DESCRIPTION OF THE TASK
Each entry is to be given again exactly; drop the images.

(Entries from a dataset of interfaces)
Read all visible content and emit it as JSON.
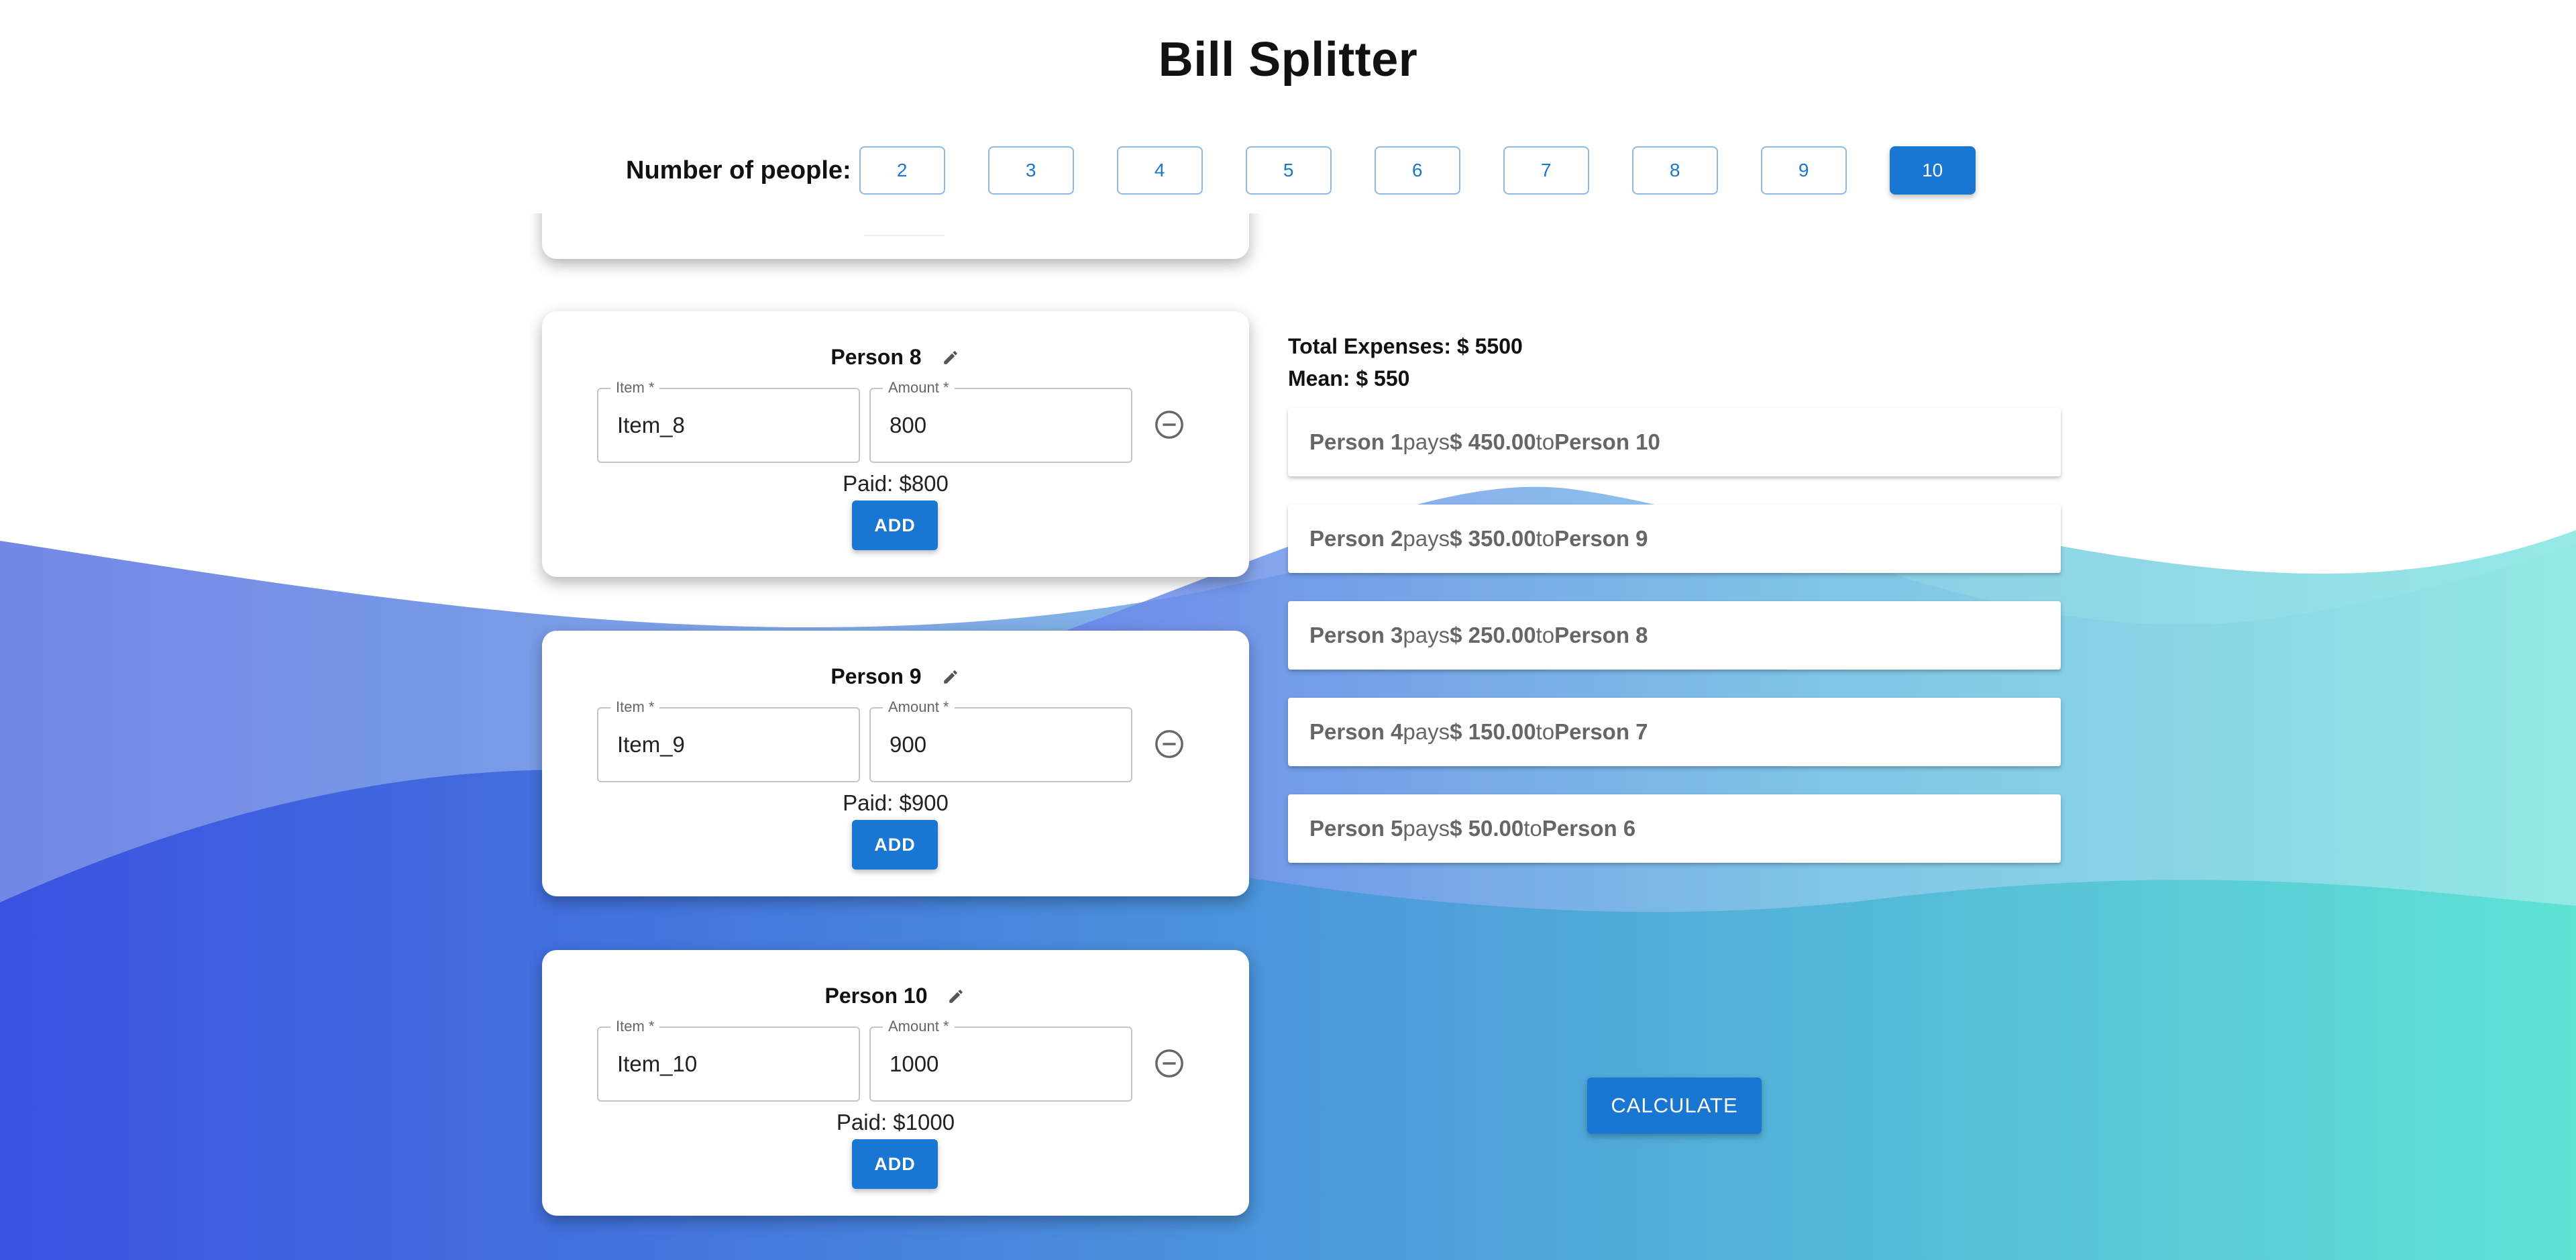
{
  "app": {
    "title": "Bill Splitter"
  },
  "people_selector": {
    "label": "Number of people:",
    "options": [
      "2",
      "3",
      "4",
      "5",
      "6",
      "7",
      "8",
      "9",
      "10"
    ],
    "selected": "10"
  },
  "persons": [
    {
      "name": "Person 8",
      "item_label": "Item *",
      "item_value": "Item_8",
      "amount_label": "Amount *",
      "amount_value": "800",
      "paid_text": "Paid: $800",
      "add_label": "ADD"
    },
    {
      "name": "Person 9",
      "item_label": "Item *",
      "item_value": "Item_9",
      "amount_label": "Amount *",
      "amount_value": "900",
      "paid_text": "Paid: $900",
      "add_label": "ADD"
    },
    {
      "name": "Person 10",
      "item_label": "Item *",
      "item_value": "Item_10",
      "amount_label": "Amount *",
      "amount_value": "1000",
      "paid_text": "Paid: $1000",
      "add_label": "ADD"
    }
  ],
  "summary": {
    "total_text": "Total Expenses: $ 5500",
    "mean_text": "Mean: $ 550"
  },
  "settlements": [
    {
      "from": "Person 1",
      "verb": "pays",
      "amount": "$ 450.00",
      "to_word": "to",
      "to": "Person 10"
    },
    {
      "from": "Person 2",
      "verb": "pays",
      "amount": "$ 350.00",
      "to_word": "to",
      "to": "Person 9"
    },
    {
      "from": "Person 3",
      "verb": "pays",
      "amount": "$ 250.00",
      "to_word": "to",
      "to": "Person 8"
    },
    {
      "from": "Person 4",
      "verb": "pays",
      "amount": "$ 150.00",
      "to_word": "to",
      "to": "Person 7"
    },
    {
      "from": "Person 5",
      "verb": "pays",
      "amount": "$ 50.00",
      "to_word": "to",
      "to": "Person 6"
    }
  ],
  "calculate_label": "CALCULATE",
  "colors": {
    "primary": "#1976d2",
    "wave_blue": "#3b55e0",
    "wave_teal": "#5ee3d6"
  },
  "icons": {
    "edit": "edit-icon",
    "remove": "remove-circle-icon"
  }
}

SOLUTION TO THIS PROBLEM
Read all visible content and emit it as JSON.
{
  "app": {
    "title": "Bill Splitter"
  },
  "people_selector": {
    "label": "Number of people:",
    "options": [
      "2",
      "3",
      "4",
      "5",
      "6",
      "7",
      "8",
      "9",
      "10"
    ],
    "selected": "10"
  },
  "persons": [
    {
      "name": "Person 8",
      "item_label": "Item *",
      "item_value": "Item_8",
      "amount_label": "Amount *",
      "amount_value": "800",
      "paid_text": "Paid: $800",
      "add_label": "ADD"
    },
    {
      "name": "Person 9",
      "item_label": "Item *",
      "item_value": "Item_9",
      "amount_label": "Amount *",
      "amount_value": "900",
      "paid_text": "Paid: $900",
      "add_label": "ADD"
    },
    {
      "name": "Person 10",
      "item_label": "Item *",
      "item_value": "Item_10",
      "amount_label": "Amount *",
      "amount_value": "1000",
      "paid_text": "Paid: $1000",
      "add_label": "ADD"
    }
  ],
  "summary": {
    "total_text": "Total Expenses: $ 5500",
    "mean_text": "Mean: $ 550"
  },
  "settlements": [
    {
      "from": "Person 1",
      "verb": "pays",
      "amount": "$ 450.00",
      "to_word": "to",
      "to": "Person 10"
    },
    {
      "from": "Person 2",
      "verb": "pays",
      "amount": "$ 350.00",
      "to_word": "to",
      "to": "Person 9"
    },
    {
      "from": "Person 3",
      "verb": "pays",
      "amount": "$ 250.00",
      "to_word": "to",
      "to": "Person 8"
    },
    {
      "from": "Person 4",
      "verb": "pays",
      "amount": "$ 150.00",
      "to_word": "to",
      "to": "Person 7"
    },
    {
      "from": "Person 5",
      "verb": "pays",
      "amount": "$ 50.00",
      "to_word": "to",
      "to": "Person 6"
    }
  ],
  "calculate_label": "CALCULATE",
  "colors": {
    "primary": "#1976d2",
    "wave_blue": "#3b55e0",
    "wave_teal": "#5ee3d6"
  },
  "icons": {
    "edit": "edit-icon",
    "remove": "remove-circle-icon"
  }
}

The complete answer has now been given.